━━━ Extracted information

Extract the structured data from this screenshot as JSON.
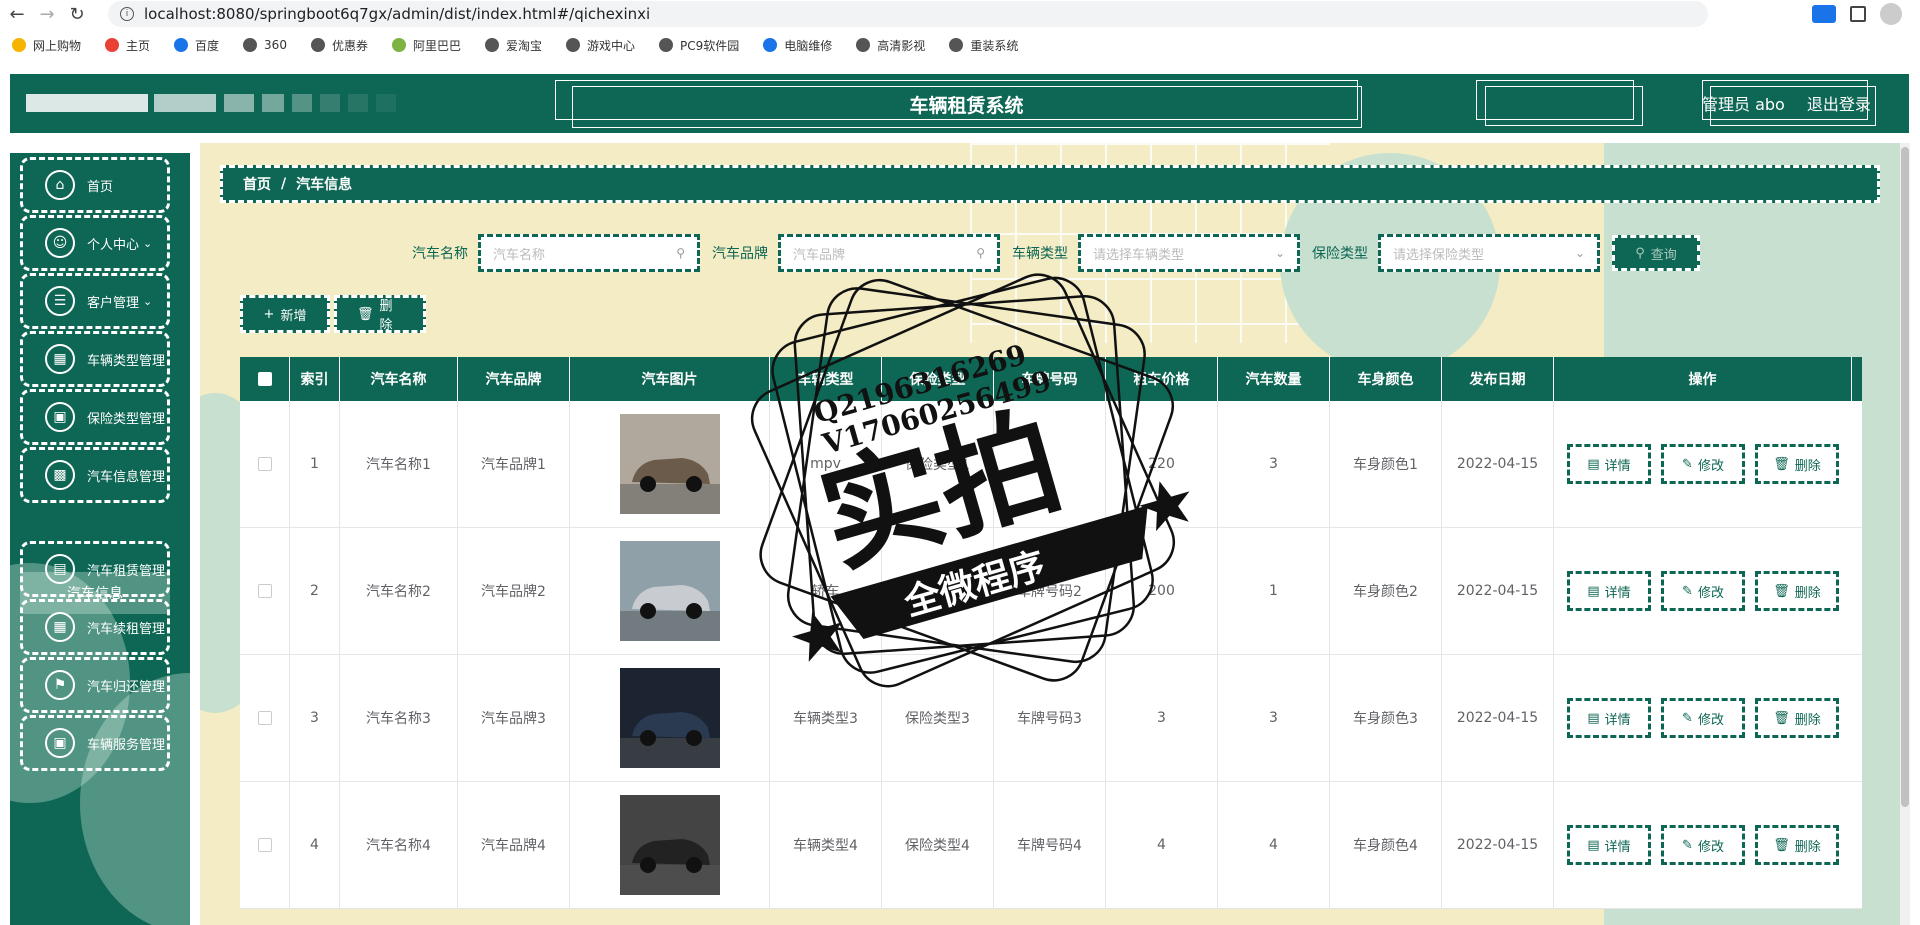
{
  "browser": {
    "url": "localhost:8080/springboot6q7gx/admin/dist/index.html#/qichexinxi",
    "bookmarks": [
      "网上购物",
      "主页",
      "百度",
      "360",
      "优惠券",
      "阿里巴巴",
      "爱淘宝",
      "游戏中心",
      "PC9软件园",
      "电脑维修",
      "高清影视",
      "重装系统"
    ]
  },
  "header": {
    "title": "车辆租赁系统",
    "user": "管理员 abo",
    "logout": "退出登录"
  },
  "sidebar": {
    "items": [
      {
        "label": "首页",
        "icon": "home-icon"
      },
      {
        "label": "个人中心",
        "icon": "user-icon"
      },
      {
        "label": "客户管理",
        "icon": "list-icon"
      },
      {
        "label": "车辆类型管理",
        "icon": "car-type-icon"
      },
      {
        "label": "保险类型管理",
        "icon": "insurance-icon"
      },
      {
        "label": "汽车信息管理",
        "icon": "chart-icon"
      },
      {
        "label": "汽车租赁管理",
        "icon": "rent-icon"
      },
      {
        "label": "汽车续租管理",
        "icon": "grid-icon"
      },
      {
        "label": "汽车归还管理",
        "icon": "flag-icon"
      },
      {
        "label": "车辆服务管理",
        "icon": "service-icon"
      }
    ],
    "active_sub": "汽车信息"
  },
  "breadcrumb": {
    "home": "首页",
    "sep": "/",
    "current": "汽车信息"
  },
  "search": {
    "name_label": "汽车名称",
    "name_placeholder": "汽车名称",
    "brand_label": "汽车品牌",
    "brand_placeholder": "汽车品牌",
    "type_label": "车辆类型",
    "type_placeholder": "请选择车辆类型",
    "ins_label": "保险类型",
    "ins_placeholder": "请选择保险类型",
    "query": "查询"
  },
  "actions": {
    "add": "新增",
    "delete": "删除"
  },
  "table": {
    "headers": [
      "索引",
      "汽车名称",
      "汽车品牌",
      "汽车图片",
      "车辆类型",
      "保险类型",
      "车牌号码",
      "租车价格",
      "汽车数量",
      "车身颜色",
      "发布日期",
      "操作"
    ],
    "rows": [
      {
        "idx": "1",
        "name": "汽车名称1",
        "brand": "汽车品牌1",
        "type": "mpv",
        "ins": "保险类型1",
        "plate": "",
        "price": "220",
        "qty": "3",
        "color": "车身颜色1",
        "date": "2022-04-15"
      },
      {
        "idx": "2",
        "name": "汽车名称2",
        "brand": "汽车品牌2",
        "type": "轿车",
        "ins": "",
        "plate": "车牌号码2",
        "price": "200",
        "qty": "1",
        "color": "车身颜色2",
        "date": "2022-04-15"
      },
      {
        "idx": "3",
        "name": "汽车名称3",
        "brand": "汽车品牌3",
        "type": "车辆类型3",
        "ins": "保险类型3",
        "plate": "车牌号码3",
        "price": "3",
        "qty": "3",
        "color": "车身颜色3",
        "date": "2022-04-15"
      },
      {
        "idx": "4",
        "name": "汽车名称4",
        "brand": "汽车品牌4",
        "type": "车辆类型4",
        "ins": "保险类型4",
        "plate": "车牌号码4",
        "price": "4",
        "qty": "4",
        "color": "车身颜色4",
        "date": "2022-04-15"
      }
    ],
    "op_detail": "详情",
    "op_edit": "修改",
    "op_delete": "删除"
  },
  "watermark": {
    "line1": "Q2196316269",
    "line2": "V17060256499",
    "big": "实拍",
    "banner": "全微程序"
  },
  "colors": {
    "primary": "#0e6654",
    "bg_cream": "#f3ecc4",
    "bg_mint": "#c8e0cf"
  }
}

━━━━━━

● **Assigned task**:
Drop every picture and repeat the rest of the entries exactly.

● **Exercise solution**:
Extract the structured data from this screenshot as JSON.
{
  "browser": {
    "url": "localhost:8080/springboot6q7gx/admin/dist/index.html#/qichexinxi",
    "bookmarks": [
      "网上购物",
      "主页",
      "百度",
      "360",
      "优惠券",
      "阿里巴巴",
      "爱淘宝",
      "游戏中心",
      "PC9软件园",
      "电脑维修",
      "高清影视",
      "重装系统"
    ]
  },
  "header": {
    "title": "车辆租赁系统",
    "user": "管理员 abo",
    "logout": "退出登录"
  },
  "sidebar": {
    "items": [
      {
        "label": "首页",
        "icon": "home-icon"
      },
      {
        "label": "个人中心",
        "icon": "user-icon"
      },
      {
        "label": "客户管理",
        "icon": "list-icon"
      },
      {
        "label": "车辆类型管理",
        "icon": "car-type-icon"
      },
      {
        "label": "保险类型管理",
        "icon": "insurance-icon"
      },
      {
        "label": "汽车信息管理",
        "icon": "chart-icon"
      },
      {
        "label": "汽车租赁管理",
        "icon": "rent-icon"
      },
      {
        "label": "汽车续租管理",
        "icon": "grid-icon"
      },
      {
        "label": "汽车归还管理",
        "icon": "flag-icon"
      },
      {
        "label": "车辆服务管理",
        "icon": "service-icon"
      }
    ],
    "active_sub": "汽车信息"
  },
  "breadcrumb": {
    "home": "首页",
    "sep": "/",
    "current": "汽车信息"
  },
  "search": {
    "name_label": "汽车名称",
    "name_placeholder": "汽车名称",
    "brand_label": "汽车品牌",
    "brand_placeholder": "汽车品牌",
    "type_label": "车辆类型",
    "type_placeholder": "请选择车辆类型",
    "ins_label": "保险类型",
    "ins_placeholder": "请选择保险类型",
    "query": "查询"
  },
  "actions": {
    "add": "新增",
    "delete": "删除"
  },
  "table": {
    "headers": [
      "索引",
      "汽车名称",
      "汽车品牌",
      "汽车图片",
      "车辆类型",
      "保险类型",
      "车牌号码",
      "租车价格",
      "汽车数量",
      "车身颜色",
      "发布日期",
      "操作"
    ],
    "rows": [
      {
        "idx": "1",
        "name": "汽车名称1",
        "brand": "汽车品牌1",
        "type": "mpv",
        "ins": "保险类型1",
        "plate": "",
        "price": "220",
        "qty": "3",
        "color": "车身颜色1",
        "date": "2022-04-15"
      },
      {
        "idx": "2",
        "name": "汽车名称2",
        "brand": "汽车品牌2",
        "type": "轿车",
        "ins": "",
        "plate": "车牌号码2",
        "price": "200",
        "qty": "1",
        "color": "车身颜色2",
        "date": "2022-04-15"
      },
      {
        "idx": "3",
        "name": "汽车名称3",
        "brand": "汽车品牌3",
        "type": "车辆类型3",
        "ins": "保险类型3",
        "plate": "车牌号码3",
        "price": "3",
        "qty": "3",
        "color": "车身颜色3",
        "date": "2022-04-15"
      },
      {
        "idx": "4",
        "name": "汽车名称4",
        "brand": "汽车品牌4",
        "type": "车辆类型4",
        "ins": "保险类型4",
        "plate": "车牌号码4",
        "price": "4",
        "qty": "4",
        "color": "车身颜色4",
        "date": "2022-04-15"
      }
    ],
    "op_detail": "详情",
    "op_edit": "修改",
    "op_delete": "删除"
  },
  "watermark": {
    "line1": "Q2196316269",
    "line2": "V17060256499",
    "big": "实拍",
    "banner": "全微程序"
  },
  "colors": {
    "primary": "#0e6654",
    "bg_cream": "#f3ecc4",
    "bg_mint": "#c8e0cf"
  }
}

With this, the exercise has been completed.